Increasing violations of religious freedom must be combated, leaders of the Seventh-day Adventist Church in Europe said last week.
Church representatives from 21 countries met in a series of meetings from Nov. 7 to 9 in Rogaska, Slatina, Slovenia. They worked on issues of concern, including the rise of religious extremism, the problems of intolerance and discrimination, and the need to defend freedom of conscience and belief.
“Today religious freedom is more important than ever,” said Miroslav Pujic, Public Affairs and Religious Liberty director for the Seventh-day Adventist Church in the Trans-European region, and event organizer. “Conflicts over religion are increasing, and intolerance is on the rise. Even though Europe has a good record in promoting freedom of conscience over recent years, both religious extremism and greater state regulation are worrying trends. We’re calling for support and defense of religious freedom for all.”
Bertil Wiklander, church president for Trans-European Region, spoke on the role of state and church in a changing world, referencing particularly biblical values, concepts of human rights, and the increasing role of the European Union. “We need to have greater representation at the European level,” Wiklander affirmed, “working for greater awareness and development of religious freedom.”
Zmago Godina, Adventist religious freedom leader in Slovenia, said, “It’s vital to make sure religious freedom issues are publicized. Recent history in southeast Europe shows that conflicts often have a religious aspect, and we need to emphasize respect for freedom of conscience of all believers.”

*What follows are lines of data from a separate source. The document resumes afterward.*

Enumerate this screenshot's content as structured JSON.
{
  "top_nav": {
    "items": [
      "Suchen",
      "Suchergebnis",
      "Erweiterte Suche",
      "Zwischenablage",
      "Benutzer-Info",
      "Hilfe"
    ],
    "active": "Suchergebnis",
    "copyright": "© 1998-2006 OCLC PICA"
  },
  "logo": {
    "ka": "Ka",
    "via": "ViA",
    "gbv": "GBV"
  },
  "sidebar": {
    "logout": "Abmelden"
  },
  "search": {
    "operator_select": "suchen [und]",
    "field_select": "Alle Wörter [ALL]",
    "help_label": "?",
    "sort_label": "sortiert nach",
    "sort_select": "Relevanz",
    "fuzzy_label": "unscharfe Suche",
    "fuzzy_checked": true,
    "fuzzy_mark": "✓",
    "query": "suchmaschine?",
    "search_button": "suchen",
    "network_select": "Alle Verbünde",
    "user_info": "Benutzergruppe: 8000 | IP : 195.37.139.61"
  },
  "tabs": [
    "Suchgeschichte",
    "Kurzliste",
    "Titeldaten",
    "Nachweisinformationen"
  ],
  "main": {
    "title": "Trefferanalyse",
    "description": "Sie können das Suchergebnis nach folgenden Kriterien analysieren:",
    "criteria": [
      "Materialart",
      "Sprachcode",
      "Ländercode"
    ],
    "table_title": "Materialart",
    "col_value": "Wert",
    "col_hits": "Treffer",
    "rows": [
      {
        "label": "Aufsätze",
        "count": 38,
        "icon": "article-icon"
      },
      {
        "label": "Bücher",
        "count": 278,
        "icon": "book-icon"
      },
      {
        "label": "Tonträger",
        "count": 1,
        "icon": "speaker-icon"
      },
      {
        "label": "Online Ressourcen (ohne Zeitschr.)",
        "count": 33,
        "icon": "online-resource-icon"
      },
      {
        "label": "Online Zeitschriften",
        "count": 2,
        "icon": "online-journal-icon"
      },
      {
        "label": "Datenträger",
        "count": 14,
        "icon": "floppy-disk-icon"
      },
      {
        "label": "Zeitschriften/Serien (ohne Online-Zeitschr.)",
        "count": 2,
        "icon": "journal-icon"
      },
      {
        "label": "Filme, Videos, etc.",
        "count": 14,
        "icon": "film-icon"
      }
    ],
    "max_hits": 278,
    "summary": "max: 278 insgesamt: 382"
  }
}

Valdis Zilgalvis, representing Adventists in the Baltic states of Latvia, Estonia and Lithuania, added, “As Adventists we have great concern that the religious rights of people of faith are recognized and respected. We must work harder for mutual respect between religions. While we have our own convictions, we must also make sure that others have the right to believe as they choose, without force or compulsion.”
John Graz, Public Affairs and Religious Liberty director for the world Adventist church and one of the presenters, commented that the meeting was “a major step forward. Unless we continue to protect, promote and defend religious freedom, we will lose it very quickly.”